▶ [Exercise objective] Filter the records, keeping every line that has the string "Approx".

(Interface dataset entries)
▶

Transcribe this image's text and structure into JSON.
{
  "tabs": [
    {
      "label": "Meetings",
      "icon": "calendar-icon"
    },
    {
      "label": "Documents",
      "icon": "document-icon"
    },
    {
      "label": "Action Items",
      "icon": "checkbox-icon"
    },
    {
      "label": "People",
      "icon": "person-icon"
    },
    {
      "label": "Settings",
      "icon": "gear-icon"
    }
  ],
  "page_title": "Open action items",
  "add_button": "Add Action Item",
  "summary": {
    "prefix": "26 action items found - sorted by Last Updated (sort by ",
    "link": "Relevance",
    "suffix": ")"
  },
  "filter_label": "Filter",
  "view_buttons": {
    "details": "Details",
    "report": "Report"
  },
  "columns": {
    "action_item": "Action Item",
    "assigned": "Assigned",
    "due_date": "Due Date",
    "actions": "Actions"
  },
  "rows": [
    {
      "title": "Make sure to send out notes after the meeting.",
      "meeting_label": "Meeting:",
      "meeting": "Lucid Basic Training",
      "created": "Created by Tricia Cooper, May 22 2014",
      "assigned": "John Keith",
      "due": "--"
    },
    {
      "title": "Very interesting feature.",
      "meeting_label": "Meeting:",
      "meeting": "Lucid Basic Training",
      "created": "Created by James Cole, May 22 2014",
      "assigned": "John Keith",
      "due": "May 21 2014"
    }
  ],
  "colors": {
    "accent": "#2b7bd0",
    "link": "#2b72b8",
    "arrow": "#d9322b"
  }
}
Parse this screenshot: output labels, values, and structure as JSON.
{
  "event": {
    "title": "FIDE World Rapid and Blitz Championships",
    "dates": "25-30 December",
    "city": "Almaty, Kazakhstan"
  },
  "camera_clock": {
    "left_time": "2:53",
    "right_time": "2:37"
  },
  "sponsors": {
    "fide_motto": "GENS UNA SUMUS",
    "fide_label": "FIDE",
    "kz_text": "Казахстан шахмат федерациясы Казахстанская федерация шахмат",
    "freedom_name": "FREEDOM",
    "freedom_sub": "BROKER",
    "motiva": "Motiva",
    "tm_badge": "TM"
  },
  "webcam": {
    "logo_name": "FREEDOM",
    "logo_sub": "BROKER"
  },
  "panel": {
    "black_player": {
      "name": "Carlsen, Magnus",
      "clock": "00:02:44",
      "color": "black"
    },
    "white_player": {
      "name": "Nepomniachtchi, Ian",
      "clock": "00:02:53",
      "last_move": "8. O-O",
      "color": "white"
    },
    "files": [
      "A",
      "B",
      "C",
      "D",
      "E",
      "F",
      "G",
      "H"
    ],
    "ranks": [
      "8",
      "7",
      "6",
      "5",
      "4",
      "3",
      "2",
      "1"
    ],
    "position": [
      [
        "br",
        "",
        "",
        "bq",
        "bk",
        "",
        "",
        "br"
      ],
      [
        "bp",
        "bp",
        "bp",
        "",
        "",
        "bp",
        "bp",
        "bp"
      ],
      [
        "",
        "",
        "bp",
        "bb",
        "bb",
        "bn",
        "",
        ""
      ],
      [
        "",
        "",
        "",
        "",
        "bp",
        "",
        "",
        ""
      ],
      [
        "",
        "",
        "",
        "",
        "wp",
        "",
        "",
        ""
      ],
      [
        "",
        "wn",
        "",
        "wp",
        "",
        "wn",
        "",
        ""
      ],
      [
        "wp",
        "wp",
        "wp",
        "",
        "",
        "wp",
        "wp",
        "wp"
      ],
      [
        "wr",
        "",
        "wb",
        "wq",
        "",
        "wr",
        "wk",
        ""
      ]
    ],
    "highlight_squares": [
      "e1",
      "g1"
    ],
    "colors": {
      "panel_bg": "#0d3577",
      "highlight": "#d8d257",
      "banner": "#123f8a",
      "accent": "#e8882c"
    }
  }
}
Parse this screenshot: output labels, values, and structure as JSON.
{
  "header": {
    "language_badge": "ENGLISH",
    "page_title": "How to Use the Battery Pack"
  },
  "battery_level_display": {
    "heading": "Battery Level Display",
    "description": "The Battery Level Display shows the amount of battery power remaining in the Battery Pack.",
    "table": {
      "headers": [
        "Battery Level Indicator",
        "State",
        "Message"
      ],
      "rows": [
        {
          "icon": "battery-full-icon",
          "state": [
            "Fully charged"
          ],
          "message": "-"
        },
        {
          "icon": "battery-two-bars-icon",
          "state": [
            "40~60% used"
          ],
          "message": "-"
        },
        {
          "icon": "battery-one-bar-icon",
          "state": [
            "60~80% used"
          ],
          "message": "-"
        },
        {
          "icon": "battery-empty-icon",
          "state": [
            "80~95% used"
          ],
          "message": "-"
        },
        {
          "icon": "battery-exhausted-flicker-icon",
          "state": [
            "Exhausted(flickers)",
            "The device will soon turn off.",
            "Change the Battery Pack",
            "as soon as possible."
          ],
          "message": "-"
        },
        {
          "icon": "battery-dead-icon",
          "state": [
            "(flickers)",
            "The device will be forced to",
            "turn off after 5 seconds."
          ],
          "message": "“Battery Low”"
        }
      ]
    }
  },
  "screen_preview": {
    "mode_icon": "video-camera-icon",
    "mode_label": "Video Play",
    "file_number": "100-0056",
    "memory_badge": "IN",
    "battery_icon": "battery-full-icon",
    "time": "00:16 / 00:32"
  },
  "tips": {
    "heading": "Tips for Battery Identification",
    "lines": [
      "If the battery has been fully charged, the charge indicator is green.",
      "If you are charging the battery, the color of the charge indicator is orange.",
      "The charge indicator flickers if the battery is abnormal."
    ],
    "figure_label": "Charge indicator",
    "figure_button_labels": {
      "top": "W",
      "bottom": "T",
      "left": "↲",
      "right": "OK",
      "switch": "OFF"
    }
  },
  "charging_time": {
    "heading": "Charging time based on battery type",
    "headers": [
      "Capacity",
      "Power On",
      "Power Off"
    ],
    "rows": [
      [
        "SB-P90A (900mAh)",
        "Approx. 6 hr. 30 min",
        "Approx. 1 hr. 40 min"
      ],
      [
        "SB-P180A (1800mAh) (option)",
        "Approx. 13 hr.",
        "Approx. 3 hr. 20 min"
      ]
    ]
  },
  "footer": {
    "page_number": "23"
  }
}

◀

▶ [Output of the task]
        "Approx. 6 hr. 30 min",
        "Approx. 1 hr. 40 min"
        "Approx. 13 hr.",
        "Approx. 3 hr. 20 min"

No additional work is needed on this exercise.